  • waiting time;
  • specialist consultation;
  • inpatient surgery;
  • outpatient surgery;
  • count data regression

Abstract

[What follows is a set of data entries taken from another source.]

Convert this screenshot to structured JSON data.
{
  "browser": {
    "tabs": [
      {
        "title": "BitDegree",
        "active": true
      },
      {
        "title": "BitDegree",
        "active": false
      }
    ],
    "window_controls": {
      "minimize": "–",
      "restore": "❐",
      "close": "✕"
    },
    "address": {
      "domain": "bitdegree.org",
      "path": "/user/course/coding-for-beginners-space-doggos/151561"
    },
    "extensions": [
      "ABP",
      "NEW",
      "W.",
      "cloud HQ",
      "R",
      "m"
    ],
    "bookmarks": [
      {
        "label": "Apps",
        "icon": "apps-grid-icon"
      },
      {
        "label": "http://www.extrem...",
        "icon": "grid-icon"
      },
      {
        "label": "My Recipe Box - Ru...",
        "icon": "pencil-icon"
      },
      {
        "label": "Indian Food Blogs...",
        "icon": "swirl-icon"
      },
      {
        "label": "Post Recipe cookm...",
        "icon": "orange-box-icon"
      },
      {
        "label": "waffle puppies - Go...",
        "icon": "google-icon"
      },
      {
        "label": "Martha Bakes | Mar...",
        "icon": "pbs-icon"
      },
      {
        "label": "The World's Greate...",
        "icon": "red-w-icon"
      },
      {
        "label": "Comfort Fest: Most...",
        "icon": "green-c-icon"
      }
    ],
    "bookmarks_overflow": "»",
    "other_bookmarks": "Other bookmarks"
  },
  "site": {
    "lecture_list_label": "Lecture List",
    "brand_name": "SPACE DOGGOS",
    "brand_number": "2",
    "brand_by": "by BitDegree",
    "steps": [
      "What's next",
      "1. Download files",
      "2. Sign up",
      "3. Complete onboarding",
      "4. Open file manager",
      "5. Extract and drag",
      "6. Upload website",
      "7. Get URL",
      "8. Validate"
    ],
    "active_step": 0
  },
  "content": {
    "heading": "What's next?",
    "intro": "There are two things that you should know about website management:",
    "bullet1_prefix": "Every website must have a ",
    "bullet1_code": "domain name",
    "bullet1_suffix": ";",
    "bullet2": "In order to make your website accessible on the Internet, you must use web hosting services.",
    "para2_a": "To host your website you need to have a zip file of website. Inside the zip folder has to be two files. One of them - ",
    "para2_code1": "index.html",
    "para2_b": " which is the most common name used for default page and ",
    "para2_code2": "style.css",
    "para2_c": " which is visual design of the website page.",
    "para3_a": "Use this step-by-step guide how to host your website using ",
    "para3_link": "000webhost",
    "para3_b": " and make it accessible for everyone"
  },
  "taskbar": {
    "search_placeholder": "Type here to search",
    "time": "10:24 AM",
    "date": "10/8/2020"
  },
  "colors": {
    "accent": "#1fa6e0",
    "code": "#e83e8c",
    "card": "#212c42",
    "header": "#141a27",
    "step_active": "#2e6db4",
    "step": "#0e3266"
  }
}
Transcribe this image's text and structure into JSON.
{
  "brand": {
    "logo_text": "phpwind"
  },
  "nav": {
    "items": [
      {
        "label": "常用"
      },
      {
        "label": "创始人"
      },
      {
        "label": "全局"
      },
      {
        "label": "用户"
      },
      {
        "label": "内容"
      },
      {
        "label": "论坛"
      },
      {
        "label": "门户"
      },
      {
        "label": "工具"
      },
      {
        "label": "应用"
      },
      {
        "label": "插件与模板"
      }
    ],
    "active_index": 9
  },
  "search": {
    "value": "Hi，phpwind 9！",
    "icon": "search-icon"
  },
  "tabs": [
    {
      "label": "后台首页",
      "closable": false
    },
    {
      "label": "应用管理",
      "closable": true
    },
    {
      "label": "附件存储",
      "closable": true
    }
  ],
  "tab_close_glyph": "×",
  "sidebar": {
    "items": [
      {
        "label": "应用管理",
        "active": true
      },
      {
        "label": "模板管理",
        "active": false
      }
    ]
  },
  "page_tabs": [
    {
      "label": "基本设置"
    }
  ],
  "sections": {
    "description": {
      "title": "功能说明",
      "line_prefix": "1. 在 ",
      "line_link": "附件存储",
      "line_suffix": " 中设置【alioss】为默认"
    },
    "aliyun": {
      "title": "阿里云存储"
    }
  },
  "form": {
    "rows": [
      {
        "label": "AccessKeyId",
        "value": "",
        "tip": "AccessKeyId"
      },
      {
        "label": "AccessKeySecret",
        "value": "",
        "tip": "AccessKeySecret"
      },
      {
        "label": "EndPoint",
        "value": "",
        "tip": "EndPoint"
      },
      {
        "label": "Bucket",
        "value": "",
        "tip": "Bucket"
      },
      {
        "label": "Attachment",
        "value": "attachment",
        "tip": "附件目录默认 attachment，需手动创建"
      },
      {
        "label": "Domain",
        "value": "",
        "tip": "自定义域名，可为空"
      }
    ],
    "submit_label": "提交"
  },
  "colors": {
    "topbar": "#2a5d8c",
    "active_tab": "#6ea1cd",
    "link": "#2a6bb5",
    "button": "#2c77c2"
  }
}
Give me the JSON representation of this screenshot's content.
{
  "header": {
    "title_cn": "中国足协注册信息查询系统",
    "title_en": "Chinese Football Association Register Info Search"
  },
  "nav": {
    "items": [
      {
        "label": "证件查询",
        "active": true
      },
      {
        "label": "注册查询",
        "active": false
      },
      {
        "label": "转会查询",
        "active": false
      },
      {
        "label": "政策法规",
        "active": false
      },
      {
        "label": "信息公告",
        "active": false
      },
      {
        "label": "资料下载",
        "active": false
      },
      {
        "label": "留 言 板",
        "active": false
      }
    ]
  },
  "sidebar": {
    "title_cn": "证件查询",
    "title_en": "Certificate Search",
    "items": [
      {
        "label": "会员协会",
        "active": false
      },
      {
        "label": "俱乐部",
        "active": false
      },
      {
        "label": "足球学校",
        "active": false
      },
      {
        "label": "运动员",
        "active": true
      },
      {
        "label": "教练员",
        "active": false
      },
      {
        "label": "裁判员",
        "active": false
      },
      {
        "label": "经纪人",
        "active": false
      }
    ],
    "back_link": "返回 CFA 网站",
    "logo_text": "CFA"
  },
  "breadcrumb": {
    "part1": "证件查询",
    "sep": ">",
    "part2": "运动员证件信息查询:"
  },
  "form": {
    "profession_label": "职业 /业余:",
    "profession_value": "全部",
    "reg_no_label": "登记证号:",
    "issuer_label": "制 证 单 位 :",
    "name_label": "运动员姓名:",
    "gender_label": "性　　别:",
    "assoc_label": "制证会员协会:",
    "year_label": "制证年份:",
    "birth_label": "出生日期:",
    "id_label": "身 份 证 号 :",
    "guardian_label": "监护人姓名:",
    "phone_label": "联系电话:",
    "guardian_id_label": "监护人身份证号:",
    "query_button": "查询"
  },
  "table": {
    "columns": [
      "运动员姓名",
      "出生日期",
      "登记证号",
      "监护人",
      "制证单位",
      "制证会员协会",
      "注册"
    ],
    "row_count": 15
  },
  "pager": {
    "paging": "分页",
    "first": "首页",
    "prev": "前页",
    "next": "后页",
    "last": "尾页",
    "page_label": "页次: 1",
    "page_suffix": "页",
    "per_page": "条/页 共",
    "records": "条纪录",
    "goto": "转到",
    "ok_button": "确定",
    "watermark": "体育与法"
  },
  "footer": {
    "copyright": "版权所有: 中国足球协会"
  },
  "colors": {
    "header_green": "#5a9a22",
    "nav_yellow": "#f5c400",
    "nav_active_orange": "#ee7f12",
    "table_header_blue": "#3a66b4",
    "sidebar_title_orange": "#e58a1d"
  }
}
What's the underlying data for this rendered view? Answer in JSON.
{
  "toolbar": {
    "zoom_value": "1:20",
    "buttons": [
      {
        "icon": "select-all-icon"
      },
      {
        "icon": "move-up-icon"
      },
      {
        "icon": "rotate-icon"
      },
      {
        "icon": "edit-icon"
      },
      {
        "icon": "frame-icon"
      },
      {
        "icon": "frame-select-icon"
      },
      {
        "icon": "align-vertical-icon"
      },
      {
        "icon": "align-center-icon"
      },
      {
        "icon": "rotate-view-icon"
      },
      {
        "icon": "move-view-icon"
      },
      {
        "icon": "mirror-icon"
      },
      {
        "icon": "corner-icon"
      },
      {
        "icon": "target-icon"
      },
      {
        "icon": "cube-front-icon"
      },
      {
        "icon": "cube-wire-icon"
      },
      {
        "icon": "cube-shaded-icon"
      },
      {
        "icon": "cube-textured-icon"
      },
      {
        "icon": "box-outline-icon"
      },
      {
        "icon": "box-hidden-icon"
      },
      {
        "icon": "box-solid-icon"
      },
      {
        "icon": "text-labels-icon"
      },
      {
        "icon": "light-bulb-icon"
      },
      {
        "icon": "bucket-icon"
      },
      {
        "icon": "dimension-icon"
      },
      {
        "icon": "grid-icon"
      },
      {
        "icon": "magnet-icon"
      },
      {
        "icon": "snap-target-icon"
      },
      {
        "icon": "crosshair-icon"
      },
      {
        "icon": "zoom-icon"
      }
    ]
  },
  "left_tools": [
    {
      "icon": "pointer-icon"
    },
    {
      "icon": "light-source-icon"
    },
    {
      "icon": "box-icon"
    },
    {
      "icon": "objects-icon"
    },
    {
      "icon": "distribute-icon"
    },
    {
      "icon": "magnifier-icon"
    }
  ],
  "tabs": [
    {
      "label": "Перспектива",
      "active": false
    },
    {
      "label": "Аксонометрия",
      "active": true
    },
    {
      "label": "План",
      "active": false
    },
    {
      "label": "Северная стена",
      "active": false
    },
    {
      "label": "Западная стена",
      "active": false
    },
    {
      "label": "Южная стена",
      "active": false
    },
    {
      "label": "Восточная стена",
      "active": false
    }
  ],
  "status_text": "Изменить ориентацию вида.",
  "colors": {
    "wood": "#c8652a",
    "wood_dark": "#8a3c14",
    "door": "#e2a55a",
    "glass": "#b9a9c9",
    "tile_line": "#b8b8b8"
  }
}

Waiting times for specialist consultation and non-emergency surgery are often considered an equitable rationing mechanism in the public healthcare sector, because access to care is not based on socioeconomic status. This study tests empirically this claim using data from the Survey of Health, Ageing and Retirement in Europe (SHARE). The sample includes nine European countries: Austria, Denmark, France, Germany, Greece, Italy, the Netherlands, Spain and Sweden. For specialist consultation, we find that individuals with high education experience a reduction in waiting times of 68% in Spain, 67% in Italy and 34% in France (compared with individuals with low education). Individuals with intermediate education report a waiting-time reduction of 74% in Greece (compared with individuals with low education). There is also evidence of a negative and significant association between education and waiting times for non-emergency surgery in Denmark, the Netherlands and Sweden. High education reduces waits by 66, 32 and 48%, respectively. We also find income effects, although generally modest. An increase in income of 10 000 Euro reduces waiting times for specialist consultation by 8% in Germany and waiting times for non-emergency surgery by 26% in Greece. Surprisingly, an increase in income of 10 000 Euro increases waits by 11% in Sweden. Copyright © 2009 John Wiley & Sons, Ltd.